╭──
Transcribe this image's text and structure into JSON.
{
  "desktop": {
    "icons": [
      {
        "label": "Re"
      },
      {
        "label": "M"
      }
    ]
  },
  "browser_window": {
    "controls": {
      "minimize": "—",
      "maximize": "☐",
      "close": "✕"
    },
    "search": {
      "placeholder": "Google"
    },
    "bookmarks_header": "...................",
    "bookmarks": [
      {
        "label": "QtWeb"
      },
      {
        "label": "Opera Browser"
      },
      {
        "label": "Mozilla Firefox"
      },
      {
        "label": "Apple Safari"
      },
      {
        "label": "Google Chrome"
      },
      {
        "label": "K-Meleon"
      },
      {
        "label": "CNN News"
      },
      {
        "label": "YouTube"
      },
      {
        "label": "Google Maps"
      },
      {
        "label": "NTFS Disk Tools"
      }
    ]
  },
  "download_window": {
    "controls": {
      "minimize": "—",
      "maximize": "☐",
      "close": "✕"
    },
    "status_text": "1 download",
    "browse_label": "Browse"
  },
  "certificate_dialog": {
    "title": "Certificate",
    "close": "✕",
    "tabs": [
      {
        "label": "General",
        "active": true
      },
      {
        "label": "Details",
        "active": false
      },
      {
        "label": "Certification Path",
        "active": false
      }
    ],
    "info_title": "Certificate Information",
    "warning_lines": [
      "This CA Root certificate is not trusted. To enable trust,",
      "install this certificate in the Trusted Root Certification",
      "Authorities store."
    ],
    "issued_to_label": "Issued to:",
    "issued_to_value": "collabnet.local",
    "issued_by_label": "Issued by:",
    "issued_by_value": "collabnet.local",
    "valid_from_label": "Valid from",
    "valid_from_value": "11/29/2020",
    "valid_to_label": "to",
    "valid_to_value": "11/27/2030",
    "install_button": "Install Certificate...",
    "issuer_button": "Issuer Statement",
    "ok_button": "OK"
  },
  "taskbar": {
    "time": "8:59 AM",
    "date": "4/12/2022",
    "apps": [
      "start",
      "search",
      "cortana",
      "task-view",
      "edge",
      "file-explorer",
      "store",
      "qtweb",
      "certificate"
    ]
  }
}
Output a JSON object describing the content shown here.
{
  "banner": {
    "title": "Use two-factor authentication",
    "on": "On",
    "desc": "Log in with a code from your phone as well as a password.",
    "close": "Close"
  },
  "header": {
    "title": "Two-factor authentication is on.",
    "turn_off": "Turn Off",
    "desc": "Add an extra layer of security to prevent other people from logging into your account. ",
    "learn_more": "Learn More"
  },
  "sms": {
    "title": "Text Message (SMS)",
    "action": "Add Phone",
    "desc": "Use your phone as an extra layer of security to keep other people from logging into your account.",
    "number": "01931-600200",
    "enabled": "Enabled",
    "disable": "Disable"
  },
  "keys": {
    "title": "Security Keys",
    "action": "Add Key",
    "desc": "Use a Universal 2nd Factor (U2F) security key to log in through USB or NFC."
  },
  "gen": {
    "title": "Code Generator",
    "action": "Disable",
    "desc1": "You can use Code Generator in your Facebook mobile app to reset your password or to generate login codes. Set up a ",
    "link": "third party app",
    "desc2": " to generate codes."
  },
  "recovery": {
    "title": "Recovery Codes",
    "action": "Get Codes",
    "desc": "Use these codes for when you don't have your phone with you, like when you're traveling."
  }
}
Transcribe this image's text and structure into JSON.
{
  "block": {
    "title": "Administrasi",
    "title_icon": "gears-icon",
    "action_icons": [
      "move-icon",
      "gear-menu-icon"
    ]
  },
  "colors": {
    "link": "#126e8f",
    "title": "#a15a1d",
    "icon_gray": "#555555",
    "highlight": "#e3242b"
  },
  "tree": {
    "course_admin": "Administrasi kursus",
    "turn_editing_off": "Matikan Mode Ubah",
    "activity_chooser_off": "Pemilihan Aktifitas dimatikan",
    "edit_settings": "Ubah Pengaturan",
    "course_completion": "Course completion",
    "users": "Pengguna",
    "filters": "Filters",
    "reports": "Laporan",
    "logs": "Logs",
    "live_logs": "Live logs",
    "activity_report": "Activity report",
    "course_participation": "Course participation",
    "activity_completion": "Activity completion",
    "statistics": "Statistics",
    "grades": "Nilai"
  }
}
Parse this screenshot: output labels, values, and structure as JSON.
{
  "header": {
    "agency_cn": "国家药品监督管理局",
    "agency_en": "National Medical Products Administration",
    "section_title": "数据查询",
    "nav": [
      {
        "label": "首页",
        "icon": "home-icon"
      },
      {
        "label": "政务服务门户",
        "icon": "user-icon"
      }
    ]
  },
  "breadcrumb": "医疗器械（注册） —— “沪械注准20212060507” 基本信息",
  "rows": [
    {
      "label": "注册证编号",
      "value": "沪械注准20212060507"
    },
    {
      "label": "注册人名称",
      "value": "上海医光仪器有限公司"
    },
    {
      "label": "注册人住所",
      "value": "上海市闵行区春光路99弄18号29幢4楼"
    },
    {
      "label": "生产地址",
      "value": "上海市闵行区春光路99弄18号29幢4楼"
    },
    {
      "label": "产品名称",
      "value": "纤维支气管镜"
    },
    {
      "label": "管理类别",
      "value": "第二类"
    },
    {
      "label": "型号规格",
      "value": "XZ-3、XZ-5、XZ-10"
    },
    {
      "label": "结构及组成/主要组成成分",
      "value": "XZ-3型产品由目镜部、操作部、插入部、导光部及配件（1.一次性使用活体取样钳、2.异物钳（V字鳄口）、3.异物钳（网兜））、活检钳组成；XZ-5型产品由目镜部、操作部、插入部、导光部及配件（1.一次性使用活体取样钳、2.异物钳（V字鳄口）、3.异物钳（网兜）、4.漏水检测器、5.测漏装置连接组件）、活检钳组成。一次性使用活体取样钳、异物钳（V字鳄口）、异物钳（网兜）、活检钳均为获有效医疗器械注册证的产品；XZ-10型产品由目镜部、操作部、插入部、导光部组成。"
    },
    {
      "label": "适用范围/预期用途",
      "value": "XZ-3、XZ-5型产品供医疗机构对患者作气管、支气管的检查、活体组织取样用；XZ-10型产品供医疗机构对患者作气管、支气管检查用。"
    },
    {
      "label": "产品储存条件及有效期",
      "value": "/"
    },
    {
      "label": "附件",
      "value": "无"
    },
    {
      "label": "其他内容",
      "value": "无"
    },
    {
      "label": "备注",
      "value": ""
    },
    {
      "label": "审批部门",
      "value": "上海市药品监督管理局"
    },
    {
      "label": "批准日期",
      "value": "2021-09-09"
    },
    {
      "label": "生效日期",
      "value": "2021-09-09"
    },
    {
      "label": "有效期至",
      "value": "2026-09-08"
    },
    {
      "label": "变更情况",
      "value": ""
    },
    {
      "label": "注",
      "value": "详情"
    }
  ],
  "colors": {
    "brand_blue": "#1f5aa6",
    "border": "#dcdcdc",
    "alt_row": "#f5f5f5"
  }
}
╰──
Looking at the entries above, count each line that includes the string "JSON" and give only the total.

4